*** Block opens ***

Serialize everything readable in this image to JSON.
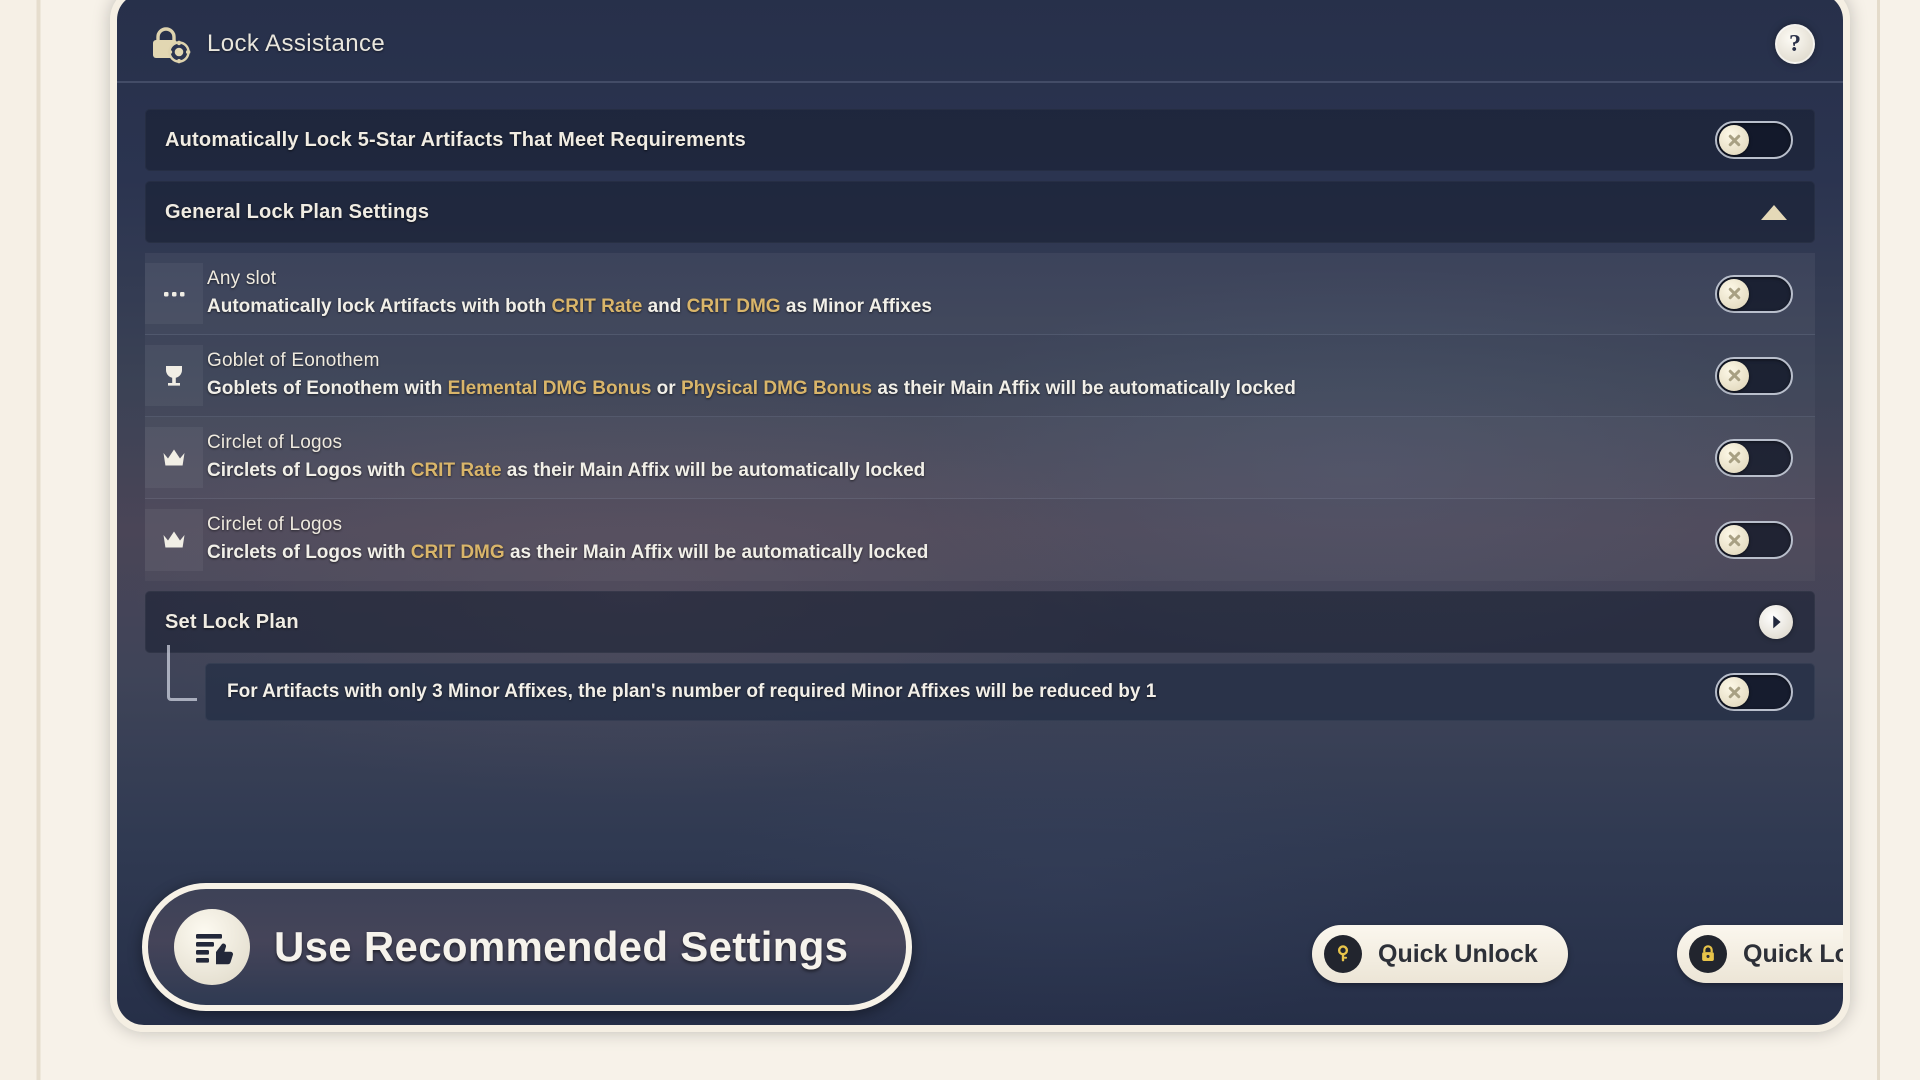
{
  "header": {
    "title": "Lock Assistance",
    "lock_gear_icon": "lock-gear-icon",
    "help_label": "?"
  },
  "main": {
    "auto_lock_row": {
      "label": "Automatically Lock 5-Star Artifacts That Meet Requirements",
      "toggle_state": "off"
    },
    "general_section": {
      "label": "General Lock Plan Settings",
      "expanded": true,
      "collapse_icon": "triangle-up-icon"
    },
    "plan_rows": [
      {
        "icon": "ellipsis-icon",
        "title": "Any slot",
        "desc_parts": [
          {
            "text": "Automatically lock Artifacts with both ",
            "highlight": false
          },
          {
            "text": "CRIT Rate",
            "highlight": true
          },
          {
            "text": " and ",
            "highlight": false
          },
          {
            "text": "CRIT DMG",
            "highlight": true
          },
          {
            "text": " as Minor Affixes",
            "highlight": false
          }
        ],
        "toggle_state": "off"
      },
      {
        "icon": "goblet-icon",
        "title": "Goblet of Eonothem",
        "desc_parts": [
          {
            "text": "Goblets of Eonothem with ",
            "highlight": false
          },
          {
            "text": "Elemental DMG Bonus",
            "highlight": true
          },
          {
            "text": " or ",
            "highlight": false
          },
          {
            "text": "Physical DMG Bonus",
            "highlight": true
          },
          {
            "text": " as their Main Affix will be automatically locked",
            "highlight": false
          }
        ],
        "toggle_state": "off"
      },
      {
        "icon": "crown-icon",
        "title": "Circlet of Logos",
        "desc_parts": [
          {
            "text": "Circlets of Logos with ",
            "highlight": false
          },
          {
            "text": "CRIT Rate",
            "highlight": true
          },
          {
            "text": " as their Main Affix will be automatically locked",
            "highlight": false
          }
        ],
        "toggle_state": "off"
      },
      {
        "icon": "crown-icon",
        "title": "Circlet of Logos",
        "desc_parts": [
          {
            "text": "Circlets of Logos with ",
            "highlight": false
          },
          {
            "text": "CRIT DMG",
            "highlight": true
          },
          {
            "text": " as their Main Affix will be automatically locked",
            "highlight": false
          }
        ],
        "toggle_state": "off"
      }
    ],
    "set_lock_plan": {
      "label": "Set Lock Plan",
      "go_icon": "chevron-right-icon"
    },
    "sub_note": {
      "text": "For Artifacts with only 3 Minor Affixes, the plan's number of required Minor Affixes will be reduced by 1",
      "toggle_state": "off"
    }
  },
  "footer": {
    "recommend": {
      "label": "Use Recommended Settings",
      "icon": "recommend-list-thumbsup-icon"
    },
    "quick_unlock": {
      "label": "Quick Unlock",
      "icon": "key-icon"
    },
    "quick_lock": {
      "label": "Quick Lock",
      "icon": "padlock-icon"
    }
  },
  "colors": {
    "highlight_gold": "#d9b56a",
    "panel_border_cream": "#f5efe3",
    "background_cream": "#f7f2e9",
    "text_light": "#f0ece3",
    "pill_fill": "#fbf7ee"
  }
}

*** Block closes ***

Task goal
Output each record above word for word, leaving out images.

Exercise solution
Serialize everything readable in this image to JSON.
{
  "header": {
    "title": "Lock Assistance",
    "lock_gear_icon": "lock-gear-icon",
    "help_label": "?"
  },
  "main": {
    "auto_lock_row": {
      "label": "Automatically Lock 5-Star Artifacts That Meet Requirements",
      "toggle_state": "off"
    },
    "general_section": {
      "label": "General Lock Plan Settings",
      "expanded": true,
      "collapse_icon": "triangle-up-icon"
    },
    "plan_rows": [
      {
        "icon": "ellipsis-icon",
        "title": "Any slot",
        "desc_parts": [
          {
            "text": "Automatically lock Artifacts with both ",
            "highlight": false
          },
          {
            "text": "CRIT Rate",
            "highlight": true
          },
          {
            "text": " and ",
            "highlight": false
          },
          {
            "text": "CRIT DMG",
            "highlight": true
          },
          {
            "text": " as Minor Affixes",
            "highlight": false
          }
        ],
        "toggle_state": "off"
      },
      {
        "icon": "goblet-icon",
        "title": "Goblet of Eonothem",
        "desc_parts": [
          {
            "text": "Goblets of Eonothem with ",
            "highlight": false
          },
          {
            "text": "Elemental DMG Bonus",
            "highlight": true
          },
          {
            "text": " or ",
            "highlight": false
          },
          {
            "text": "Physical DMG Bonus",
            "highlight": true
          },
          {
            "text": " as their Main Affix will be automatically locked",
            "highlight": false
          }
        ],
        "toggle_state": "off"
      },
      {
        "icon": "crown-icon",
        "title": "Circlet of Logos",
        "desc_parts": [
          {
            "text": "Circlets of Logos with ",
            "highlight": false
          },
          {
            "text": "CRIT Rate",
            "highlight": true
          },
          {
            "text": " as their Main Affix will be automatically locked",
            "highlight": false
          }
        ],
        "toggle_state": "off"
      },
      {
        "icon": "crown-icon",
        "title": "Circlet of Logos",
        "desc_parts": [
          {
            "text": "Circlets of Logos with ",
            "highlight": false
          },
          {
            "text": "CRIT DMG",
            "highlight": true
          },
          {
            "text": " as their Main Affix will be automatically locked",
            "highlight": false
          }
        ],
        "toggle_state": "off"
      }
    ],
    "set_lock_plan": {
      "label": "Set Lock Plan",
      "go_icon": "chevron-right-icon"
    },
    "sub_note": {
      "text": "For Artifacts with only 3 Minor Affixes, the plan's number of required Minor Affixes will be reduced by 1",
      "toggle_state": "off"
    }
  },
  "footer": {
    "recommend": {
      "label": "Use Recommended Settings",
      "icon": "recommend-list-thumbsup-icon"
    },
    "quick_unlock": {
      "label": "Quick Unlock",
      "icon": "key-icon"
    },
    "quick_lock": {
      "label": "Quick Lock",
      "icon": "padlock-icon"
    }
  },
  "colors": {
    "highlight_gold": "#d9b56a",
    "panel_border_cream": "#f5efe3",
    "background_cream": "#f7f2e9",
    "text_light": "#f0ece3",
    "pill_fill": "#fbf7ee"
  }
}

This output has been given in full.